HOW MC STUDENTS COPE WITH THE STRESS OF COLLEGE
By Michevi Dufflart & Alyssa Velazquez, Contributor & Editor
Wake up, eat, attend class, study, participate in clubs and/or athletics, possibly go to the gym, socialize and sleep. This paints the image of the ideal student that many at Manhattan College aspire to become.
After reality sets in though, it is evident that students cannot meet these expectations without experiencing some stress along the way. However that does not mean that some students are not up for the challenge. Mike Martello, a civil engineering major, is one example of a student who does their best to fulfill these expectations.
Serving as the governance lead of the Manhattan College chapter of American Society of Civil Engineers, an athlete on the track team up until last semester, the structural analysis and hull design lead of the annual Concrete Canoe project, the civil engineering liaison and tutor for Tau Beta Pi and a resident assistant; it is clear that Martello has a busy schedule.
In addition to actively participating in all of these extracurriculars Martello also manages his academics and dedicates time to being with others.
“I make it a point to have coffee with my roommate every morning, and then I would have lunch with a friend usually… and typically get dinner with one of my friends,” Martello said.
Despite the need to sometimes plan out his busy days by the hour, Martello stresses the importance of socialization and how it plays a major role in being a college student. “Some days if I don’t feel like doing work, I hang out, talk to people, because at the end of the day you can only do so much work before you get sick of it and you’ve got to talk to somebody,” he said.
Many students can relate to Martello because after all, it is college. There is usually a desire from students to be involved in the community through academics, extracurriculars and socialization.
Such heavy involvement can lead to stress as the day comes to an end, which is why Martello also emphasizes the importance of sleep for college students. “One of the things that really helps me with my schedule is not procrastinating going to bed,” he said.
For Martello, sleep is one of the most crucial factors in being able to get through the busiest of his days. Sleeping for the suggested amount of hours can help in completing tasks for the next day and also reduce the amount of stress a student may experience.

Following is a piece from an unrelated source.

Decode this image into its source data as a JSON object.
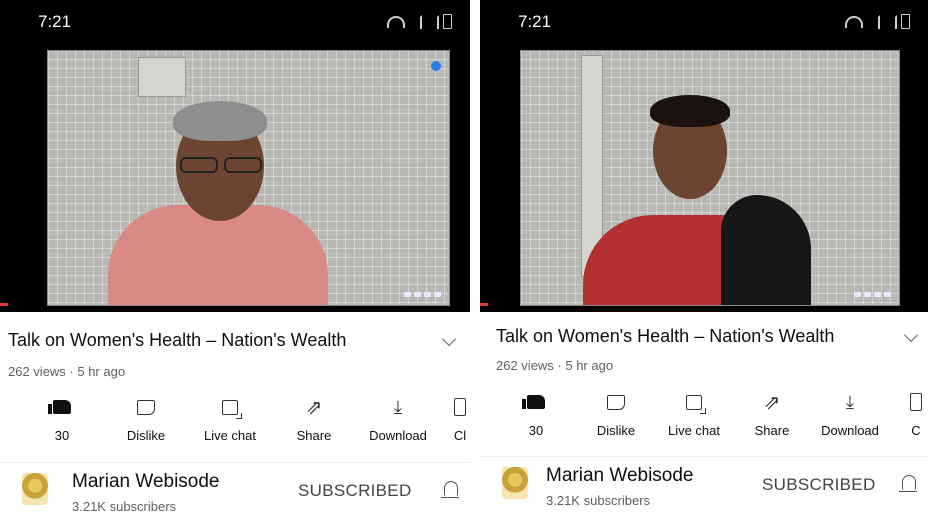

Though Martello is able to manage the stresses of his academics and extracurriculars, there are students who will find difficulty in balancing all of these tasks and obligations while still maintaining the social life of a college student.
Nuwan Jayawickreme, Ph.D., an assistant professor of psychology, said that, “some students are able to bear the load, while some students struggle with it…there are a certain portion of students who are at risk for anxiety and depression and I think for those kids who have that kind of vulnerability, some additional stress can increase those symptoms.”
However, students who experience high levels of stress and are susceptible to symptoms of anxiety and depression should not feel discouraged from becoming the ideal student.
“If you want to do something, do it. Push yourself… push the boundaries,” Jayawickreme said.
He also advises students to seek support when needed and urges them to be aware that that there are people available to speak with struggling students such as guidance counselors, professors and even peers.
Jayawickreme emphasizes the importance of “spreading the message that seeking out help is not a bad thing and that enough successful people do it.”
In today’s society, successful people are often displayed through the media as faultless figures. At times it can be difficult to realize that they are human too. However, they do in fact have stress just like everyone else and as a result may seek help through different services such as counseling.
Jennifer McArdle, director of counseling and health services, recognizes the idea of stress being placed on students, writing in an email that “if people overdo anything, there can be pressure. Trying to keep things balanced is important for a student’s emotional health.”
With the support provided from faculty, staff and fellow peers, Manhattan College provides an environment where students can challenge themselves. And Jayawickreme advises students to take advantage of the opportunity that college provides them.
“What I would say to students in general is push yourselves, college is a time to do that, but also know yourself and seek out help when you feel as though something is getting in the way of you being able to be successful or you being happy,” Jayawickreme said.